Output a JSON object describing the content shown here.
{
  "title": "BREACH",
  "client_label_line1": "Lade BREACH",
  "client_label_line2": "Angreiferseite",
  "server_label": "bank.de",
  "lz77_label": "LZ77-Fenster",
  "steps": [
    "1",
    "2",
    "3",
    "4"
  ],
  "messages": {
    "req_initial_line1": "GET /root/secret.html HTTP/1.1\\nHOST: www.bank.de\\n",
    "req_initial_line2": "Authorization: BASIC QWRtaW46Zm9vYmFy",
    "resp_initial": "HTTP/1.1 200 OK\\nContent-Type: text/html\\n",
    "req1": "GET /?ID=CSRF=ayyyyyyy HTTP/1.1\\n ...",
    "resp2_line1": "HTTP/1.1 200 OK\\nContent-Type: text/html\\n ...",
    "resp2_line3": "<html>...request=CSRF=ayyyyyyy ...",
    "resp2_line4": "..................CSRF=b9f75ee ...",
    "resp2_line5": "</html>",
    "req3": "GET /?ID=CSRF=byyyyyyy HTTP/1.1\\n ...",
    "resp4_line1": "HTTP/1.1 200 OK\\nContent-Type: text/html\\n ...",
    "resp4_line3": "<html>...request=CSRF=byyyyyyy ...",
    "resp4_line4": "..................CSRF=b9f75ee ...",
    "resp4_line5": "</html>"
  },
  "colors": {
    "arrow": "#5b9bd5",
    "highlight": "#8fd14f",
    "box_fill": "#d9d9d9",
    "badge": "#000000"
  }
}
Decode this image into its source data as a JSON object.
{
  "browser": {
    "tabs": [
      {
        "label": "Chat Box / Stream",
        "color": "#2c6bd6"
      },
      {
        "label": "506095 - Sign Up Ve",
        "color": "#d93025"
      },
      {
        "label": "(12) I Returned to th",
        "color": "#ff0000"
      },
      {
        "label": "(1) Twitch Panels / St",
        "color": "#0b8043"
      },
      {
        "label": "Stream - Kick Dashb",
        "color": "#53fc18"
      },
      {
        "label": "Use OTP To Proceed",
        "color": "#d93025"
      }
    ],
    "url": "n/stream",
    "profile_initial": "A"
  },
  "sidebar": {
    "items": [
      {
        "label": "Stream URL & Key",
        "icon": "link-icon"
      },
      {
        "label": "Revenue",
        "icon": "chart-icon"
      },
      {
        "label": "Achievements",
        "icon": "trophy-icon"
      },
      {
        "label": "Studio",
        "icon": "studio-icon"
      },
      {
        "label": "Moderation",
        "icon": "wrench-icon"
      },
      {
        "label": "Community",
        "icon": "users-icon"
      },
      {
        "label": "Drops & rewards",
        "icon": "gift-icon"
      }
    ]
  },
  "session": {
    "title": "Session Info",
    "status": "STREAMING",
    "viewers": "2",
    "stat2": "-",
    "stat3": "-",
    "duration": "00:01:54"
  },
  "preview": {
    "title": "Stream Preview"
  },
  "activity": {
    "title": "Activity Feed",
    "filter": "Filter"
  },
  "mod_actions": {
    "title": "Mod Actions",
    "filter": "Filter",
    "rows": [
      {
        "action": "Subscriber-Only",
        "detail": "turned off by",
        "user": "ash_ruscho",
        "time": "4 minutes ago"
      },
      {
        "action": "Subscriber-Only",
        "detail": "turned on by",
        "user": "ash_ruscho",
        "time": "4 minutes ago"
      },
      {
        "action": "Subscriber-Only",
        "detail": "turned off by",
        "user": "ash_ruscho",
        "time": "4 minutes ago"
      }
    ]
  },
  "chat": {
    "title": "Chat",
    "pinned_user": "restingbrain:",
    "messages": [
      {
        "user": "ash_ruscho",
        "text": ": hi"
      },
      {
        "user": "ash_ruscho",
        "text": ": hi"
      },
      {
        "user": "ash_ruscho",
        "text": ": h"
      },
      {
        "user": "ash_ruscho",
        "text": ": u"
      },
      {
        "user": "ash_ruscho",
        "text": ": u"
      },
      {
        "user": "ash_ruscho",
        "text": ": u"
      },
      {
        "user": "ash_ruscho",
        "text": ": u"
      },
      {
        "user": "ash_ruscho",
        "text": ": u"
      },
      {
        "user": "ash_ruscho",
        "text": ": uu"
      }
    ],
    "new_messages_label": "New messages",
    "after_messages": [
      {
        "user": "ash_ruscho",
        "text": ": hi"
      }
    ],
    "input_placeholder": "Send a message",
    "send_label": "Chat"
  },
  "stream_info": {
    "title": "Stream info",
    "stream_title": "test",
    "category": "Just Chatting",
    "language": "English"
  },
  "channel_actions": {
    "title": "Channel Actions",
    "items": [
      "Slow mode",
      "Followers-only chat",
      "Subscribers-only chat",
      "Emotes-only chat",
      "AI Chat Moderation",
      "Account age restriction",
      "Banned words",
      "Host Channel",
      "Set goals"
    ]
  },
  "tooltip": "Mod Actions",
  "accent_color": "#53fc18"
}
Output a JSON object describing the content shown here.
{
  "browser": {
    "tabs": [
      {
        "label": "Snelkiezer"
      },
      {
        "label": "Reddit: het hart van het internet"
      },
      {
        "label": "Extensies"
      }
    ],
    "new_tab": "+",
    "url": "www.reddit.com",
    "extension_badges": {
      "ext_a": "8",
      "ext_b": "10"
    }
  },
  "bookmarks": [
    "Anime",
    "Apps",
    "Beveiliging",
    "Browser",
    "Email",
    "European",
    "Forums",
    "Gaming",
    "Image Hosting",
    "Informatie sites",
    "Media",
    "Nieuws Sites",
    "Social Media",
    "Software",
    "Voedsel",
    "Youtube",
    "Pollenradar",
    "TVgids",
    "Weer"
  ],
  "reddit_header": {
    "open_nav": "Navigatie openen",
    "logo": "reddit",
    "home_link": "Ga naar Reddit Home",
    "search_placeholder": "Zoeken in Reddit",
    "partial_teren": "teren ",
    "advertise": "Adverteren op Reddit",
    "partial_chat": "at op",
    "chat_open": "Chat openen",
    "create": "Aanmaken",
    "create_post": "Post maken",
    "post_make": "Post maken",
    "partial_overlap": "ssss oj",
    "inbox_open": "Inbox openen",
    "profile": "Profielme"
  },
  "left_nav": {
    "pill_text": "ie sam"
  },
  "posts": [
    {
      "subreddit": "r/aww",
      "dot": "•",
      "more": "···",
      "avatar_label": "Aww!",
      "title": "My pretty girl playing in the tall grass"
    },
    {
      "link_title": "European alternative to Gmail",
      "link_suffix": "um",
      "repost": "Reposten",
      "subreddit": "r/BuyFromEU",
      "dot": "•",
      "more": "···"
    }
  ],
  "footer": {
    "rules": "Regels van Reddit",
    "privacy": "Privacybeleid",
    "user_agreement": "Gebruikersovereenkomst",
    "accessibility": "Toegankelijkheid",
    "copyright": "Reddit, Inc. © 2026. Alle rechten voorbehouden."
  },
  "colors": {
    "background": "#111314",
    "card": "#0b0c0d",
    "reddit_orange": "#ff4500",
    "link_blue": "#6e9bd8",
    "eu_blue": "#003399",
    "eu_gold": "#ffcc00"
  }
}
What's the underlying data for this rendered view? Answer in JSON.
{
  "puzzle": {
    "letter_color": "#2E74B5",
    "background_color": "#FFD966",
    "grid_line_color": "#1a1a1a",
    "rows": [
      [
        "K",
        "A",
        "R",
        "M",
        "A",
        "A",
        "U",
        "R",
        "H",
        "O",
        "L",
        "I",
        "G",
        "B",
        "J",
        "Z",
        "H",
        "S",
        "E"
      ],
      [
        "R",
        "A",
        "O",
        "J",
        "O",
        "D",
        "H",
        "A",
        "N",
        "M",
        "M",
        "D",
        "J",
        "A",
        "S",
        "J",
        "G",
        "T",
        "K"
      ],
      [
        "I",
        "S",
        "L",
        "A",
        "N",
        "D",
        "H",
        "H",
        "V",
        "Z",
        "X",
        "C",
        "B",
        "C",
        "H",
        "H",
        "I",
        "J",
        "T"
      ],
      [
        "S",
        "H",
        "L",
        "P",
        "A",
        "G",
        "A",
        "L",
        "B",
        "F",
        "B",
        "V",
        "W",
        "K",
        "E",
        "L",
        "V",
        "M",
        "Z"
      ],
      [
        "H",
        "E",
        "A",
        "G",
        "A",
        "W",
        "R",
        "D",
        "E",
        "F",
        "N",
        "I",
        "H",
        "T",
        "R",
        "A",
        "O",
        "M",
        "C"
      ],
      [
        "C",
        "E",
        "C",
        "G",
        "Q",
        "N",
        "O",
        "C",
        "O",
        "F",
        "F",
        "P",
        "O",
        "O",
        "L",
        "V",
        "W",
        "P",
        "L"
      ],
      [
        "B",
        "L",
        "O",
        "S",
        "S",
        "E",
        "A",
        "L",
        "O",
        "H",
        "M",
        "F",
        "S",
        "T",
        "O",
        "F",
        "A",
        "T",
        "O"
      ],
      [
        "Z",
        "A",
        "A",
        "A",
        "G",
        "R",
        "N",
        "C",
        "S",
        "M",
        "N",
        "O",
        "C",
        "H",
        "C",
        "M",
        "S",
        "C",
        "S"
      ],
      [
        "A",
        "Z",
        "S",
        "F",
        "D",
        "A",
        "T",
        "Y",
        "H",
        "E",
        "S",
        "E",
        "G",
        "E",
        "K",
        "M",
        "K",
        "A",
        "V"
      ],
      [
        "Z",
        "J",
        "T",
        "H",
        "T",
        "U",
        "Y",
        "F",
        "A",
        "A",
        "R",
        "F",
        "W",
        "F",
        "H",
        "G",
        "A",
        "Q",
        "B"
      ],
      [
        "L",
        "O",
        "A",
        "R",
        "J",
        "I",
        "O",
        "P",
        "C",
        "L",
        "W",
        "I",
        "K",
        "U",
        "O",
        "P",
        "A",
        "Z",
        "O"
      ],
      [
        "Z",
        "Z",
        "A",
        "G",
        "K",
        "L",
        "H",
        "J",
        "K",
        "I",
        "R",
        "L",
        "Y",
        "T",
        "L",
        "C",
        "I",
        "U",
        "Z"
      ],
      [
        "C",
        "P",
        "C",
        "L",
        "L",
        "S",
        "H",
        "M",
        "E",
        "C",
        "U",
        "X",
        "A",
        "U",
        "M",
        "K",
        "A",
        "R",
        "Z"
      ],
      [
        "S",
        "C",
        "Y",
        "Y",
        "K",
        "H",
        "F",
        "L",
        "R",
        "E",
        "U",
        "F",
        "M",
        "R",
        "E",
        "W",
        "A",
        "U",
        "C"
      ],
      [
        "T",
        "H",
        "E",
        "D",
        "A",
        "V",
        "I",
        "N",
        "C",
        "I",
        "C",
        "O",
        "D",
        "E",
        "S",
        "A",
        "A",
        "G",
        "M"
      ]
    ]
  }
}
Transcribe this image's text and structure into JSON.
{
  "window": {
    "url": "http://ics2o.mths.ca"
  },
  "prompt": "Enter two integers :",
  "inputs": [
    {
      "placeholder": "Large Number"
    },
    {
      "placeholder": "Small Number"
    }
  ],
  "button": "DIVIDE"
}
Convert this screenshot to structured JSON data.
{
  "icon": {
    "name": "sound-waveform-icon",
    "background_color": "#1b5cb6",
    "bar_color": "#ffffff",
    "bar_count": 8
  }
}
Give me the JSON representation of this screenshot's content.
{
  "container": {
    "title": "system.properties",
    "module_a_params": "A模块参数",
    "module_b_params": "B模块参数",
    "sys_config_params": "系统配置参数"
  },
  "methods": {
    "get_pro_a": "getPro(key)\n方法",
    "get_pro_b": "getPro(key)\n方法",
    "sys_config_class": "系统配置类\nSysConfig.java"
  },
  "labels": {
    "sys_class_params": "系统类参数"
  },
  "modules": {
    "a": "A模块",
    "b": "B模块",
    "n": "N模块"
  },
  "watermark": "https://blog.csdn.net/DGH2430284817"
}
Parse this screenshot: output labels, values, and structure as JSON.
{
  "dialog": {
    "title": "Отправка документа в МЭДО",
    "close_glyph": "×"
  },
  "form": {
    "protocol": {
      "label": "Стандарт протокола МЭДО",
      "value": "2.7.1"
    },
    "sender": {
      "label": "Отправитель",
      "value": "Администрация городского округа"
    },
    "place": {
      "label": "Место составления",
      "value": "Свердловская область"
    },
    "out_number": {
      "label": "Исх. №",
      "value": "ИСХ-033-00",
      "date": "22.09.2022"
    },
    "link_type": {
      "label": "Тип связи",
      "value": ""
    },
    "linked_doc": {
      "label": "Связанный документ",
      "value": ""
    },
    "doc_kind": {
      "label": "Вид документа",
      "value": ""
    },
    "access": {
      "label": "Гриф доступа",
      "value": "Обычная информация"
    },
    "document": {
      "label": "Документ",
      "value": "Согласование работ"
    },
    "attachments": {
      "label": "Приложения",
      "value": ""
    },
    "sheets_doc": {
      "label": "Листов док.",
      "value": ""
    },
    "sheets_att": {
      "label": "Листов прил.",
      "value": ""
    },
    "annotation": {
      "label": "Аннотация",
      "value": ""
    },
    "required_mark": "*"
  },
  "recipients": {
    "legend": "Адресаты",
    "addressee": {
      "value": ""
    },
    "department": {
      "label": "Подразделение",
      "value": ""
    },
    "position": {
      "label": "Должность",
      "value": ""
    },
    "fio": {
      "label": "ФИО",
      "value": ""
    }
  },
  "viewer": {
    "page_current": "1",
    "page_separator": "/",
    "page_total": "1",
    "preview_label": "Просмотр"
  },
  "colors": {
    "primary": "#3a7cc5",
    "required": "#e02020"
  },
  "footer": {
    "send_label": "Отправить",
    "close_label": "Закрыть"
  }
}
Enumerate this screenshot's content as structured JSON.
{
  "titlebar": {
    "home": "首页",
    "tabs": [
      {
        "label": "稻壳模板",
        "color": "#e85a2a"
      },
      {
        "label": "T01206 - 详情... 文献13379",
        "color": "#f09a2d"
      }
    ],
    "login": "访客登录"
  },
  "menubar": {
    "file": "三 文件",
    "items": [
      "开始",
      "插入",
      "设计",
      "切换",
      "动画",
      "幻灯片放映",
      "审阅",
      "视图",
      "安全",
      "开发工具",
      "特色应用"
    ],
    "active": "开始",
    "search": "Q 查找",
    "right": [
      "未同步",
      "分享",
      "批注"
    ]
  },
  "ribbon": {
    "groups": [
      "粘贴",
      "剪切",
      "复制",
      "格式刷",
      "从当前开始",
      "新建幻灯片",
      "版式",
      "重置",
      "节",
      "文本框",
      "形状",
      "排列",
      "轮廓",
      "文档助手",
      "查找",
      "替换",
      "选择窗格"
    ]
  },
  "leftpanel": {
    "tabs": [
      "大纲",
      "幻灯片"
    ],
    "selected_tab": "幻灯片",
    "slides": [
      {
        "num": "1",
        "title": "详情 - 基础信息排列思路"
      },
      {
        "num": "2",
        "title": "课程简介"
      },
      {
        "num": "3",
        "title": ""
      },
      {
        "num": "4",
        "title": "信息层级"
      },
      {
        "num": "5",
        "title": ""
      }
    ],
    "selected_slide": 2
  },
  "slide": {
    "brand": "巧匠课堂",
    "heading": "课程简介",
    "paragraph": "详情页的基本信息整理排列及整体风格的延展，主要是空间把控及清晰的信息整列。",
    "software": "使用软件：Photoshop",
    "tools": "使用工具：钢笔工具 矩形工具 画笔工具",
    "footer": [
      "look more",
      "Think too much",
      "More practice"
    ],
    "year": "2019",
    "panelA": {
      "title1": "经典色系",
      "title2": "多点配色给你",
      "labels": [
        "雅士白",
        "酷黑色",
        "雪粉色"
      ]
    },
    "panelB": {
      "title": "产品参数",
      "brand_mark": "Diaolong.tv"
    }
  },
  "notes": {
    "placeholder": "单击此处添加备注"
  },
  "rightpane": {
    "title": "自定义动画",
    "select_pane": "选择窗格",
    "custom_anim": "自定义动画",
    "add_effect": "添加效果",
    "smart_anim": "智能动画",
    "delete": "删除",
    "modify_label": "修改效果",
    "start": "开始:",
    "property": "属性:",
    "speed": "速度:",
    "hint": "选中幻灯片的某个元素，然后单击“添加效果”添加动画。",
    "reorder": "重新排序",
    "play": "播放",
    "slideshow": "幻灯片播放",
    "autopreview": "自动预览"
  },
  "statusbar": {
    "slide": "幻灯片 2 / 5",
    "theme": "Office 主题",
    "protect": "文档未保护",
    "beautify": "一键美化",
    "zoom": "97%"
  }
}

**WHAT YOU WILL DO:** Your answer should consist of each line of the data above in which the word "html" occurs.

**YOUR SOLUTION:**
    "req_initial_line1": "GET /root/secret.html HTTP/1.1\\nHOST: www.bank.de\\n",
    "resp_initial": "HTTP/1.1 200 OK\\nContent-Type: text/html\\n",
    "resp2_line1": "HTTP/1.1 200 OK\\nContent-Type: text/html\\n ...",
    "resp2_line3": "<html>...request=CSRF=ayyyyyyy ...",
    "resp2_line5": "</html>",
    "resp4_line1": "HTTP/1.1 200 OK\\nContent-Type: text/html\\n ...",
    "resp4_line3": "<html>...request=CSRF=byyyyyyy ...",
    "resp4_line5": "</html>"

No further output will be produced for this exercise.